We booked the Eating Europe Paris food tour, and boy, was it different. For one thing, it's now billed as Chef PJ's Montmartre Food Tour, and for another... well, I'll start by saying the 3 hour tour lasted ... 5 1/2 hours! Yes, the tour started at 11:00 (actually about 10 minutes later), and we broke up laughing and hugging at 4:30.
We were met by Chef PJ, who gave us a brief history of Montmatre and its relations with the city of Paris. Then we were off to the shops.
The first stop was at a small bakery where we had coffee and pain au chocolat. That was the last thing we had to eat or drink for about three hours. Not your typical food tour! Instead, at each stop, PJ talked about what was sold, where the proprietor sourced his or her goods, what made these products special, and what we should look for when shopping.
We visited 2 bakeries, a butcher's shop, a wine shop, and a cheese shop. Oh, and a chocolate shop, but that came later. Each of these shops was privately owned, and at least two of them were owned and operated by women. PJ did purchase about 6 loaves of bead and an assortment of cheeses at the shops.
He also threw in a couple of famous Montmartre landmarks, and kept us laughing with his stories of growing up in the neighborhood.
Finally, when several of us were seriously considering jumping ship so we could get something to eat, he opened the door to his own restaurant, Le Petit Moulin des Mauvais Garcons. Our places were already set, with escargot plates and utensils waiting.
We still weren't fed yet, though. We were given a quick lesson in wine tasting. He poured each of us 2 whites, for us to compare, describe, and rate.
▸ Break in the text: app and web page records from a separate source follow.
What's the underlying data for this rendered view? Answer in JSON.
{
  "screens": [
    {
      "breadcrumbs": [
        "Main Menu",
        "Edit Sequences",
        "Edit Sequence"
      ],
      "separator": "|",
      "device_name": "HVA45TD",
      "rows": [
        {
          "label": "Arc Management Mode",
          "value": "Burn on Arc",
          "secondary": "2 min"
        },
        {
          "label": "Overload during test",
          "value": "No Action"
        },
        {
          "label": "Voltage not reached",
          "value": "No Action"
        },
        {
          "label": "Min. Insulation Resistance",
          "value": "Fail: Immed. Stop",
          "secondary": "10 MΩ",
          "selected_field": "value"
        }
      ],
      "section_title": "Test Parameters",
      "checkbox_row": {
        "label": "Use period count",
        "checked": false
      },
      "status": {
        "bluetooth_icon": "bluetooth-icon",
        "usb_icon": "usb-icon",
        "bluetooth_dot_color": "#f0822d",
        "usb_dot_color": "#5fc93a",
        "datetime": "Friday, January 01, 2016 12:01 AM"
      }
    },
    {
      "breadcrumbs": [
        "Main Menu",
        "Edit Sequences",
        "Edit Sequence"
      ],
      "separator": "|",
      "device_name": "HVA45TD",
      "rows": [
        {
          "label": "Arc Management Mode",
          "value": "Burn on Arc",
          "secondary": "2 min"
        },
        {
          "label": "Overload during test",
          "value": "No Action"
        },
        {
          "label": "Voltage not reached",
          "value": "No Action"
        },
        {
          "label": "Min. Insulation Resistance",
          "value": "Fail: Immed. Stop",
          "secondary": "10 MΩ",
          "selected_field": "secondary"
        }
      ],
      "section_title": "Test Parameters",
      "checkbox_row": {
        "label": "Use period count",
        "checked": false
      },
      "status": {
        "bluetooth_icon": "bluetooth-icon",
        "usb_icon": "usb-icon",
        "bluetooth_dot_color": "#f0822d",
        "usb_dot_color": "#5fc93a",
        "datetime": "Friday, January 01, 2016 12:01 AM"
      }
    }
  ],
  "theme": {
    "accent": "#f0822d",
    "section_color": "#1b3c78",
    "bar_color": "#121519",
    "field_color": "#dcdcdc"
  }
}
Then came the escargot, 6 each, which were among the best either Stan or I had ever had, and plenty of bread to sop up the juices.
Then came two more wines, red this time, followed by plates of delicious Boeuf Bourgognion, his own recipe, with at least three secret ingredients, one of which he refused to tell us.
Then came the cheese course, with four delicious and typical cheeses. The bread and cheeses were those he had purchased on the tour.
He then gathered us all up again, for the last stop, the chocolate shop, where everyone selected two different kinds of goodies.
There were several other surprises as well, but we're sworn to secrecy. "If you post what I gave you, everyone will expect it," he said, although I suspect this was just a well-rehearsed line.
Overall, it was a wonderful experience, well worth the €99 cost. My only grump was having been told to "come hungry," then having to wait hours for something to eat. I had skipped the pain au chocolat because of a food allergy; had I known there would be nothing else coming, I would have asked PJ to substitute something I could eat.
But it was a delightful day, with a small group (6 people; 8 had signed up but there we 2 no-shows), good food, a lot of good wine, and even more good tips about buying food and wine.